However, planners said the application could undermine the district plan, including its density provisions for the rural area.
Although the villa is not formally recognised for its historical value, the property is viewed as having local historical significance.
It was occupied since the earliest days of Pakeha settlement in Otago.
Hawksbury Village may have been named after the house built on the property by the Orbell family about 1850, a heritage report for the council states.
The villa still in existence was constructed by George and Elizabeth Schultze about 1890.
Puke Ora — as the site was known in 1918 — was bought by former publican Patrick Toomey and was described as a dwelling of 12 rooms.
The Toomey family owned the property through most of the 20th century.
It is now owned by Norbill Estate Ltd, of which Warwick Williamson is the sole shareholder.
Mr Williamson’s application stated he was reluctant to demolish the villa.
The applicant proposed that a rural lot of 3.1ha should be created around the villa and the balance of the site, 28.8ha, would remain as a farm.
The homestead was occupied until recently by tenants and family members.
It was falling into disrepair, but it was not beyond repair, the applicant stated.
The council’s heritage report described a substantial timber villa in ‘‘fair’’ condition, and most of the historical interior and exterior remained intact.
Consultant planner Shane Roberts said the subdivision proposal was contrary to the key objectives and policies of the proposed second-generation district plan and the extent of positive effects associated with the application was unclear.

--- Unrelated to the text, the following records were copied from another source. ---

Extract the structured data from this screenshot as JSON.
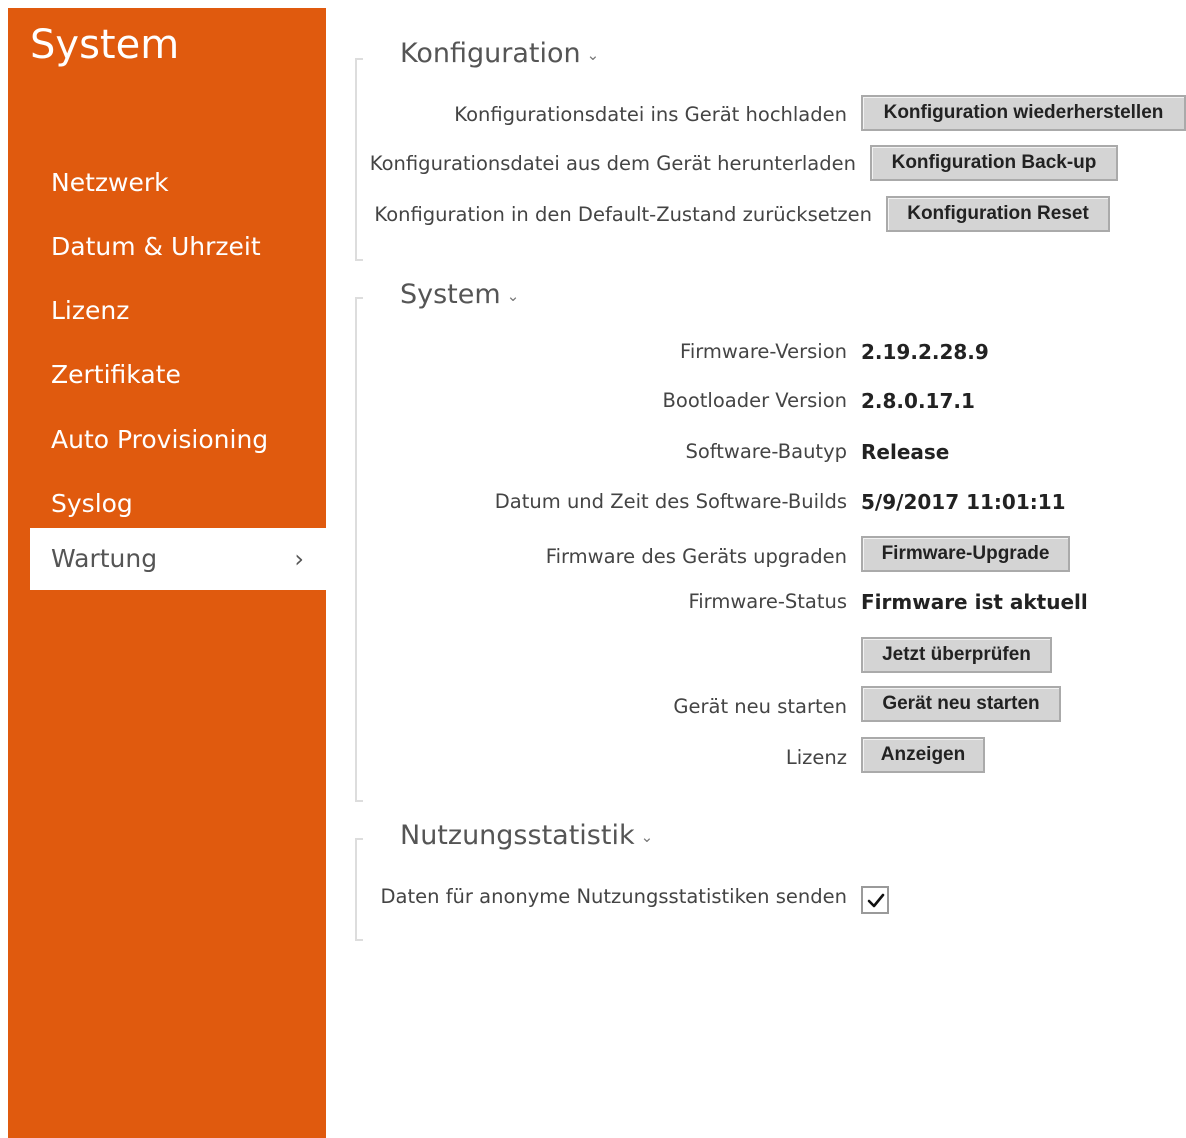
{
  "sidebar": {
    "title": "System",
    "items": [
      {
        "label": "Netzwerk"
      },
      {
        "label": "Datum & Uhrzeit"
      },
      {
        "label": "Lizenz"
      },
      {
        "label": "Zertifikate"
      },
      {
        "label": "Auto Provisioning"
      },
      {
        "label": "Syslog"
      },
      {
        "label": "Wartung",
        "active": true
      }
    ],
    "active_chevron": "›"
  },
  "konfiguration": {
    "title": "Konfiguration",
    "rows": [
      {
        "label": "Konfigurationsdatei ins Gerät hochladen",
        "button": "Konfiguration wiederherstellen"
      },
      {
        "label": "Konfigurationsdatei aus dem Gerät herunterladen",
        "button": "Konfiguration Back-up"
      },
      {
        "label": "Konfiguration in den Default-Zustand zurücksetzen",
        "button": "Konfiguration Reset"
      }
    ]
  },
  "system": {
    "title": "System",
    "firmware_version_label": "Firmware-Version",
    "firmware_version": "2.19.2.28.9",
    "bootloader_label": "Bootloader Version",
    "bootloader_version": "2.8.0.17.1",
    "build_type_label": "Software-Bautyp",
    "build_type": "Release",
    "build_date_label": "Datum und Zeit des Software-Builds",
    "build_date": "5/9/2017 11:01:11",
    "upgrade_label": "Firmware des Geräts upgraden",
    "upgrade_button": "Firmware-Upgrade",
    "status_label": "Firmware-Status",
    "status_value": "Firmware ist aktuell",
    "check_button": "Jetzt überprüfen",
    "restart_label": "Gerät neu starten",
    "restart_button": "Gerät neu starten",
    "license_label": "Lizenz",
    "license_button": "Anzeigen"
  },
  "statistik": {
    "title": "Nutzungsstatistik",
    "send_label": "Daten für anonyme Nutzungsstatistiken senden",
    "send_checked": true
  },
  "colors": {
    "sidebar_bg": "#e05a0e",
    "button_bg": "#d4d4d4"
  },
  "icons": {
    "caret": "chevron-down-icon",
    "nav_chevron": "chevron-right-icon",
    "check": "checkmark-icon"
  }
}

The hearings committee met on Monday and committee members were awaiting further information from council staff.